So Mabel Normand was chosen by Piccirilli for his model. In those days Miss Normand was earning but fifty cents an hour, and while she was very popular and conscientious as a model, was not used as often as others whom figures were more of the ideal. She had come over from
Where in modeling Lady Constance, Prince Troubetskoy wished to avoid any suggestion of flesh, Piccirilli in doing “Rain,” wished to suggest it frankly – almost to exaggerate it. Mabel Normand’s body was done in the sketching clay into that of a siren, a beautifully rounded figure that seemed to glow with life and vivacity. She has Spanish blood, and her entire physical personality glows with Latin warmth of impulse and emotion.

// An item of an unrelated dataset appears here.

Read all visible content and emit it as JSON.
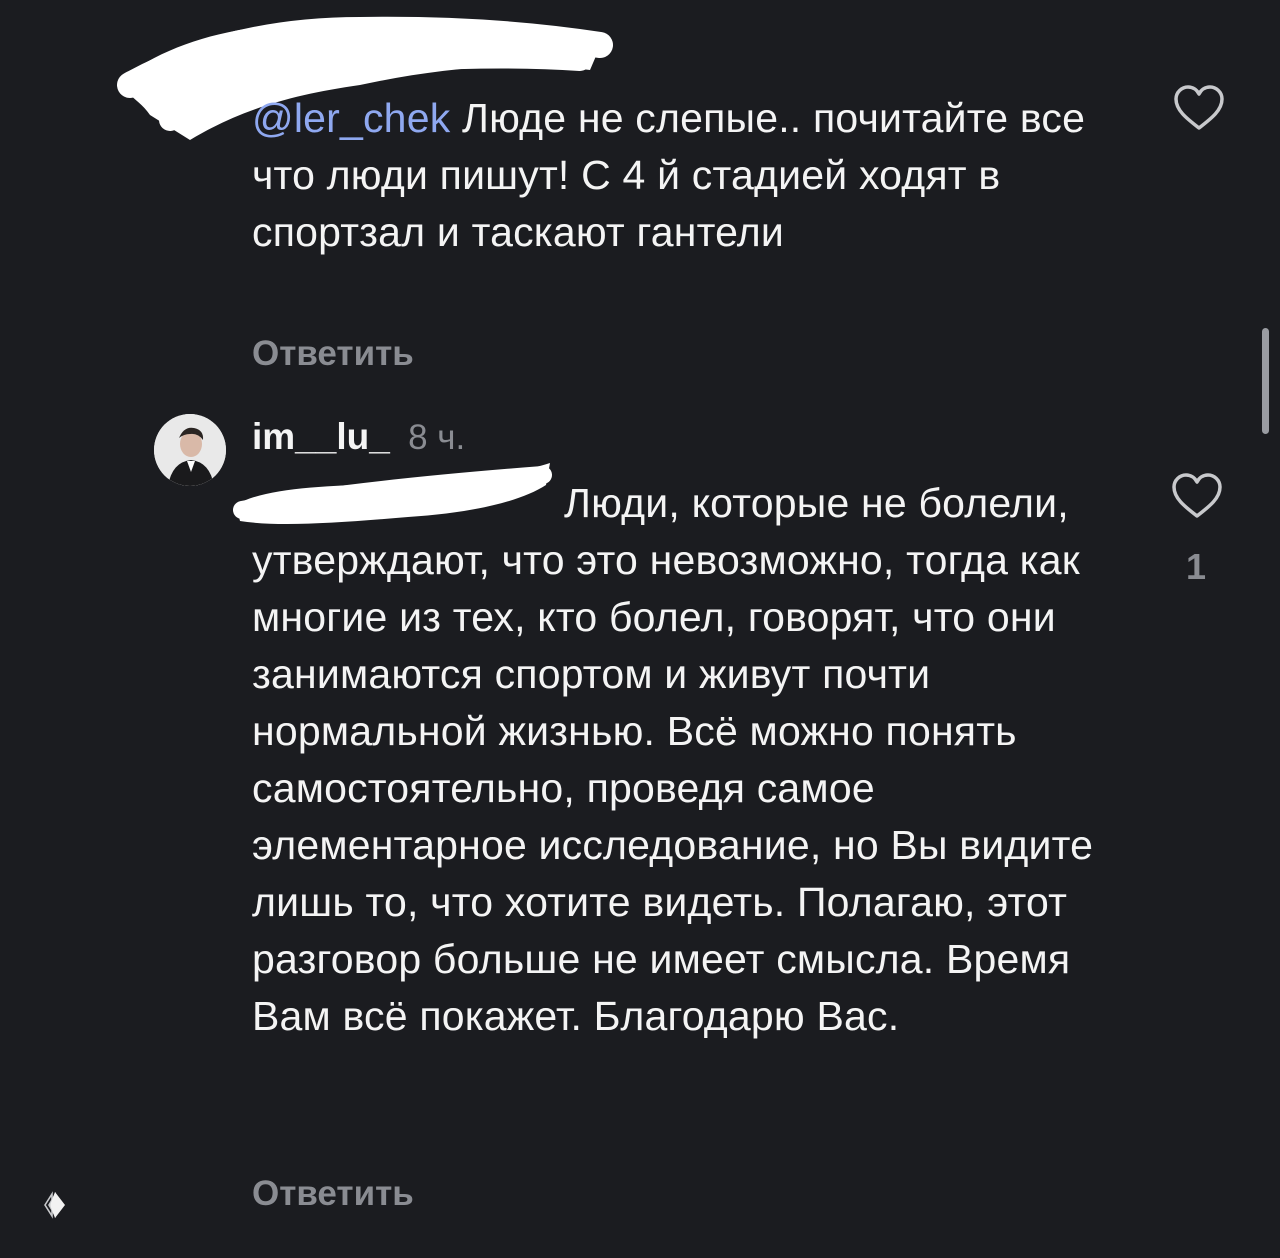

But when the figure was completed Piccirilli was not satisfied. He had fixed an impression of voluptuousness – such as he believed a rain storm created – yet the spiritual, inner expression of noble thought and purpose seemed to be lacking. The face he had modeled seemed too merry. He sent for me, (ed. Audrey Munson) and, destroying the clay sketch of the head and face, made a sketch of my face. Thus his completed statue was made of two models – Miss Normand for the body, me for the face. He professed to find in my features that which he wanted to elevate and purify his statue. When I took the pose he wished he asked me to think of myself as being a rain storm, saddened by its damp caress because it suggested tears to me, yet held fast by the inexplicable spell which the rain threw about me. My interpretation of this command is what is pictured on this page in Piccirilli’s statue.
The completed worked won much favorable comment at
I do not mean to be understood that Miss Normand was unable to portray to artists the nobler character which the real artists always want to put into their works. Some sculptors found in her face, in the droop of her eyelids or the curves of her mouth features which were especially attractive to them. Her chief asset as a model was her ability to catch the mood of the artist and translate it for him, but it had to be a merry mood. Miss Normand could only “pout” when she should be sad and thoughtful. Her “pout” on the movie screen has earned her a million dollars or so; as a model it cancelled many posing engagement for her.
But in her merriment Miss Normand was typical of those models, many of whom later became famous as movie stars or stage beauties, who frequented the Tenth street studios of which I have spoken – studios occupied by such men as William De Liftwich Dodge, Gutzon Borglum, MacMonnies, Koni, Weinman, Daniel French and Robert Aitken.